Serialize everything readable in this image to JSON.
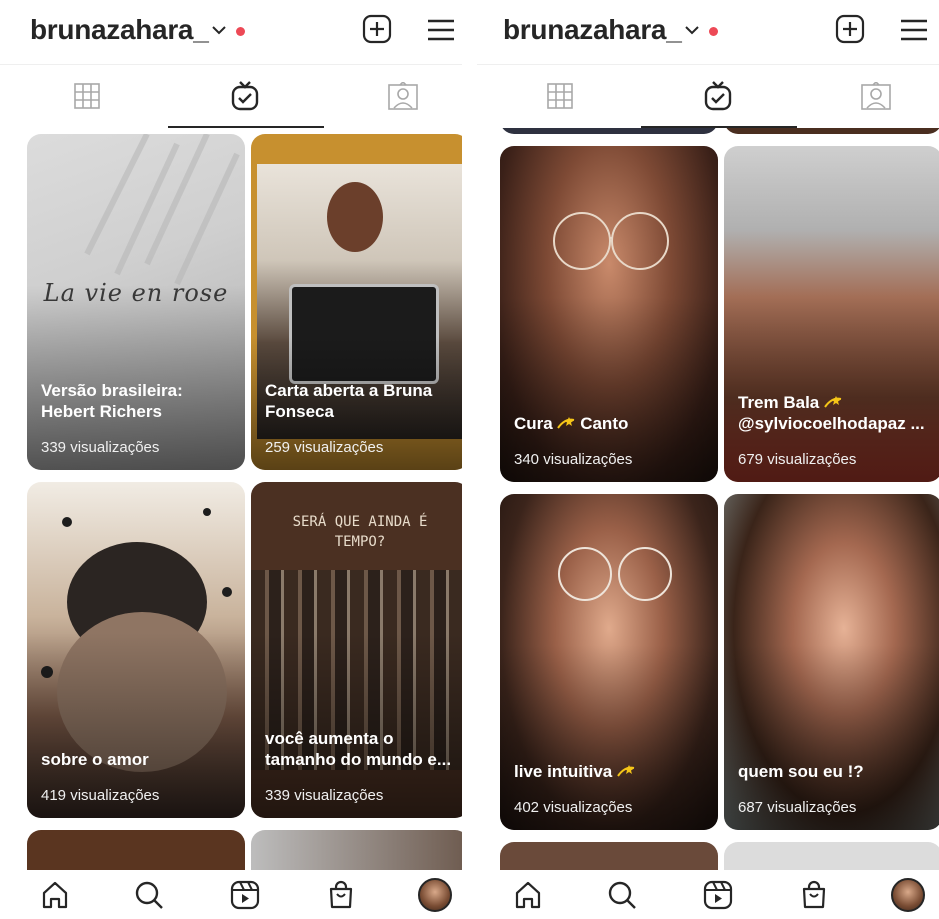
{
  "profile": {
    "username": "brunazahara_"
  },
  "icons": {
    "switch_account": "chevron-down-icon",
    "notification": "red-dot",
    "create": "plus-square-icon",
    "menu": "hamburger-menu-icon",
    "tab_grid": "grid-icon",
    "tab_igtv": "igtv-icon",
    "tab_tagged": "tagged-icon",
    "nav_home": "home-icon",
    "nav_search": "search-icon",
    "nav_reels": "reels-icon",
    "nav_shop": "shop-bag-icon",
    "nav_profile": "profile-avatar"
  },
  "colors": {
    "notification_dot": "#ed4956",
    "text": "#262626"
  },
  "left_panel": {
    "videos": [
      {
        "title": "Versão brasileira:\nHebert Richers",
        "views": "339 visualizações",
        "overlay_text": "La vie en rose"
      },
      {
        "title": "Carta aberta a Bruna\nFonseca",
        "views": "259 visualizações"
      },
      {
        "title": "sobre o amor",
        "views": "419 visualizações"
      },
      {
        "title": "você aumenta o\ntamanho do mundo e...",
        "views": "339 visualizações",
        "overlay_text": "SERÁ QUE AINDA É\nTEMPO?"
      }
    ]
  },
  "right_panel": {
    "videos": [
      {
        "title": "Cura",
        "title_after": "Canto",
        "views": "340 visualizações"
      },
      {
        "title": "Trem Bala",
        "title_line2": "@sylviocoelhodapaz ...",
        "views": "679 visualizações"
      },
      {
        "title": "live intuitiva",
        "views": "402 visualizações"
      },
      {
        "title": "quem sou eu !?",
        "views": "687 visualizações"
      }
    ]
  }
}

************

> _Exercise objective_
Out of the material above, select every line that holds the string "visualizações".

> _Task response_
        "views": "339 visualizações",
        "views": "259 visualizações"
        "views": "419 visualizações"
        "views": "339 visualizações",
        "views": "340 visualizações"
        "views": "679 visualizações"
        "views": "402 visualizações"
        "views": "687 visualizações"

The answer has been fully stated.